How Thermal Curing of an Organic Paper Coating Changes Topography, Chemistry, and Wettability
2011-07-05T00:00:00Z (GMT) by
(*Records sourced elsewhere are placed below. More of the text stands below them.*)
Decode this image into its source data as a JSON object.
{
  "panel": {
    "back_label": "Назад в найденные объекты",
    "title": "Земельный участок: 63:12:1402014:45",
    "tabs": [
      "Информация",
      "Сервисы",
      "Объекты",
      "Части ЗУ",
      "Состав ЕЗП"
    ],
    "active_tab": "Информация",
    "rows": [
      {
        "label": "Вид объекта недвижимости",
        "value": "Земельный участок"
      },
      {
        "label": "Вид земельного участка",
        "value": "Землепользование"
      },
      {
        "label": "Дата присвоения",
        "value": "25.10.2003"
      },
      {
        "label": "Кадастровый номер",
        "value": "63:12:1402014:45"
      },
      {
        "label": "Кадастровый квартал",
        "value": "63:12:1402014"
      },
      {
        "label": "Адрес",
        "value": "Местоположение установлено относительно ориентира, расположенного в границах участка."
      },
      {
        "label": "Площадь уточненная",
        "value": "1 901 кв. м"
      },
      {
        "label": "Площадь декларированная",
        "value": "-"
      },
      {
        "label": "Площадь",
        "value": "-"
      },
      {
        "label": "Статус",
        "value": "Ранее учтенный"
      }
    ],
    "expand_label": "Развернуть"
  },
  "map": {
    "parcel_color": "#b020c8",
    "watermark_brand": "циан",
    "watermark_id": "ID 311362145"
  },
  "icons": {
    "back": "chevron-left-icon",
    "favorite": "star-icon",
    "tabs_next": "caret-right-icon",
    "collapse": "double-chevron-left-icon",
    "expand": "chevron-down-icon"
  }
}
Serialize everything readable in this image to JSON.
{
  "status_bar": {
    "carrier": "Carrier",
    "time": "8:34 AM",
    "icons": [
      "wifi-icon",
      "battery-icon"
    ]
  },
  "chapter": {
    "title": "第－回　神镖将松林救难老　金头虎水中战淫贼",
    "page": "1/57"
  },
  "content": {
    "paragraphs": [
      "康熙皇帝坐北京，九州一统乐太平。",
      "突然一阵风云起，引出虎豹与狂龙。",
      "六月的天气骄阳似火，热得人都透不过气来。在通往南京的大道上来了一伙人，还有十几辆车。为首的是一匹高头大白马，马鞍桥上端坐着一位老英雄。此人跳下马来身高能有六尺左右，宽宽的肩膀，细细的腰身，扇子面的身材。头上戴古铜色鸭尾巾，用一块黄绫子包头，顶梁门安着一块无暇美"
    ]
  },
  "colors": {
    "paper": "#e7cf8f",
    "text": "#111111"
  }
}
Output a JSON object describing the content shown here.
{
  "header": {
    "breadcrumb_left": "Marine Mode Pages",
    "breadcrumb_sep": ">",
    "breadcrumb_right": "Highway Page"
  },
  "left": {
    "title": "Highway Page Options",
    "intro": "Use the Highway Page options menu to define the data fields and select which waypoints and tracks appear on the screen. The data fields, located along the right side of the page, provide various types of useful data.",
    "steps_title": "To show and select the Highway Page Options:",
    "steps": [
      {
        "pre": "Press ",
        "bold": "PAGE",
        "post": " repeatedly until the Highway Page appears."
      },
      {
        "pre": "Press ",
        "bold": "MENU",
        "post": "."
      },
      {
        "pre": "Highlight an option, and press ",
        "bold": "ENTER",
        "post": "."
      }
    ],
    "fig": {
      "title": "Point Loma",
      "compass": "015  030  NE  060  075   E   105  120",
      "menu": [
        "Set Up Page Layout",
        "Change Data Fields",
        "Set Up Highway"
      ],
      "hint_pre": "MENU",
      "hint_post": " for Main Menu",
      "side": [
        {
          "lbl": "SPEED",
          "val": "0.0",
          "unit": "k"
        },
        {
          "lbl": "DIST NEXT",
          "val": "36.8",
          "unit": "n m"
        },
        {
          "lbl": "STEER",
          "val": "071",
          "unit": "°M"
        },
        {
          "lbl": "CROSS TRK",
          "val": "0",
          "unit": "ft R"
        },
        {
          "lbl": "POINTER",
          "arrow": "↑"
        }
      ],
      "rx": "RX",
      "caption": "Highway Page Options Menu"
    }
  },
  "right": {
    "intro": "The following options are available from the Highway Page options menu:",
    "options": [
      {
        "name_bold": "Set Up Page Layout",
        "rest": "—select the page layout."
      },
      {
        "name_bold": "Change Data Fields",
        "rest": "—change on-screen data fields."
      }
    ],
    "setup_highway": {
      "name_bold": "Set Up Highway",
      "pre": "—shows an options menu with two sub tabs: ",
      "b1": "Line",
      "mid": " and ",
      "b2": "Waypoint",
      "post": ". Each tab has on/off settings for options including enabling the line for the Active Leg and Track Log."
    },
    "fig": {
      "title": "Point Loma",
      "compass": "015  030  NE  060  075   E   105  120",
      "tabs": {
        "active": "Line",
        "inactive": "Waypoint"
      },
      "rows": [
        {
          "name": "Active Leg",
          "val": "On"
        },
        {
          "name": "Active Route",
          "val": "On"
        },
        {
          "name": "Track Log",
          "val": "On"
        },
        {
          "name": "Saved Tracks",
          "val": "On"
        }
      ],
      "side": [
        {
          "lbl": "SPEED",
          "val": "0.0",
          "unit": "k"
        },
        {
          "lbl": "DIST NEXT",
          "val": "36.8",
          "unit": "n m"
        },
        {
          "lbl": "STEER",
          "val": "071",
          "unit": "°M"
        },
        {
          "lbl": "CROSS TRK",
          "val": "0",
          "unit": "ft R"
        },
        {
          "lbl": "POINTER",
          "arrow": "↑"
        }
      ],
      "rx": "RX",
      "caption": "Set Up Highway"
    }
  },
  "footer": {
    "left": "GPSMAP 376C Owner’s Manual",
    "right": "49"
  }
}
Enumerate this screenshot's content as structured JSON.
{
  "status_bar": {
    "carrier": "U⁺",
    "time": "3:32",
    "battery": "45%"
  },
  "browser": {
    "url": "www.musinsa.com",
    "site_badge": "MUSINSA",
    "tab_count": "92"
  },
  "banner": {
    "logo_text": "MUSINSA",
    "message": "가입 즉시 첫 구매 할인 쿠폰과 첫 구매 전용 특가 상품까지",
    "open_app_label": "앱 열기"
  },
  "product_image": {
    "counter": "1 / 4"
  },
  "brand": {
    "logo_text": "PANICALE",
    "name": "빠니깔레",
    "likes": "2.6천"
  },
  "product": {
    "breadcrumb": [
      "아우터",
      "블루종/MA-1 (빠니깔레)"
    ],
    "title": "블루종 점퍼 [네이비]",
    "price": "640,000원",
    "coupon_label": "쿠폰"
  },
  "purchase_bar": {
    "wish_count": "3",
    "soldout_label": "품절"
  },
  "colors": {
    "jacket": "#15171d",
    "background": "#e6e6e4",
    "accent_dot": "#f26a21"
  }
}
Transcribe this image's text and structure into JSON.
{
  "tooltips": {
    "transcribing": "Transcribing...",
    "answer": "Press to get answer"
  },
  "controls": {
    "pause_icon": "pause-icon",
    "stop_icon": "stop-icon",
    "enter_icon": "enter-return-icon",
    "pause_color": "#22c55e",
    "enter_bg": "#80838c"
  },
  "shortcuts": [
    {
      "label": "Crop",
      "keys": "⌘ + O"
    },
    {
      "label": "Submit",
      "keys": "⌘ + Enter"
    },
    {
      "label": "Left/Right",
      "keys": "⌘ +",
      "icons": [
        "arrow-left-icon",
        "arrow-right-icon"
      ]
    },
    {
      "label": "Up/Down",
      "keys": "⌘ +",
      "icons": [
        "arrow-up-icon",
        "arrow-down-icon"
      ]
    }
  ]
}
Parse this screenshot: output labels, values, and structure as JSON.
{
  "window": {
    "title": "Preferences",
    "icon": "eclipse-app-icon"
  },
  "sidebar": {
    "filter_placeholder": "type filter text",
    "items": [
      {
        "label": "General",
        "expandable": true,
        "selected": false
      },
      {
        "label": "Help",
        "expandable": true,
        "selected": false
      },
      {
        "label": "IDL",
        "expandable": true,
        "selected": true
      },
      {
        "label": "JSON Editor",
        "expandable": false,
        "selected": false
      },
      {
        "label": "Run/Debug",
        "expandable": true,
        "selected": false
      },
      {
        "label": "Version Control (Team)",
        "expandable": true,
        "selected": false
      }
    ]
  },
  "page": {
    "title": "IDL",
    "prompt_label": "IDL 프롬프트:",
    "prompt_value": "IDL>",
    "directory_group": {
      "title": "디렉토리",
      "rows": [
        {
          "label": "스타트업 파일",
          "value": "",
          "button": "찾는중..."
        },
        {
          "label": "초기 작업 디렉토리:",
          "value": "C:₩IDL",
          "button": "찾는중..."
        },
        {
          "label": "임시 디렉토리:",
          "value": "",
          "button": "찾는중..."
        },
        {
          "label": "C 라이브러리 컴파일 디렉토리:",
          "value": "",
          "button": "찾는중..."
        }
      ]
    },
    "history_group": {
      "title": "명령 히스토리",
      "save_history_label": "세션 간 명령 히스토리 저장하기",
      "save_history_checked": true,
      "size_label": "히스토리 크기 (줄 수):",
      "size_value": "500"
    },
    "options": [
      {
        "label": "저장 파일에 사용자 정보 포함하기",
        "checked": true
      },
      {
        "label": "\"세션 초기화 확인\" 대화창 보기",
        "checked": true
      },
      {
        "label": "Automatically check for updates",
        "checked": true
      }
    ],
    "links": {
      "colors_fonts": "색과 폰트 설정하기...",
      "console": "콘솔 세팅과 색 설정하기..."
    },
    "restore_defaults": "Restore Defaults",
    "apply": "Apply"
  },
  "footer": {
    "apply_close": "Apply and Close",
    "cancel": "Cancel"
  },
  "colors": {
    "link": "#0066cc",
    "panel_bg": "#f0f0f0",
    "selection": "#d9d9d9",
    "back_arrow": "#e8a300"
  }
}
Celluloses are preferred renewable substrates, but hydrophilicity and porosity disfavor their water resistance. We present here an ecofriendly application of imidized nanoparticles and a method to flexibly tune the surface wettability of papers. The soft nanostructured coating is sensitive to thermal curing, which affects both the surface chemistry and morphology. The thermal stability of the coating is first investigated with conventional and modulated differential scanning calorimetry, revealing influences of the imide content and an endotherm reaction below the glass transition temperature at 120–150 °C. The latter is studied in detail for an appropriate selection of the copolymer precursors. According to diffuse reflection infrared spectroscopy, Raman spectroscopy, and UV/vis spectroscopy, the endotherm corresponds to an imidization reaction. The morphology of the coatings is followed at various scale levels by contactless roughness measurements and atomic force microscopy. Finally, the experimental values are fitted to the parameters of the Wenzel wetting model, and so-called calibration curves for the relation between contact angles, surface roughness, and surface chemistry are presented. They allow the prediction of the water contact angle of coated papers from the hydrophilic to the hydrophobic range, with a maximum in hydrophobicity after increasing the imide content at 120–150 °C curing.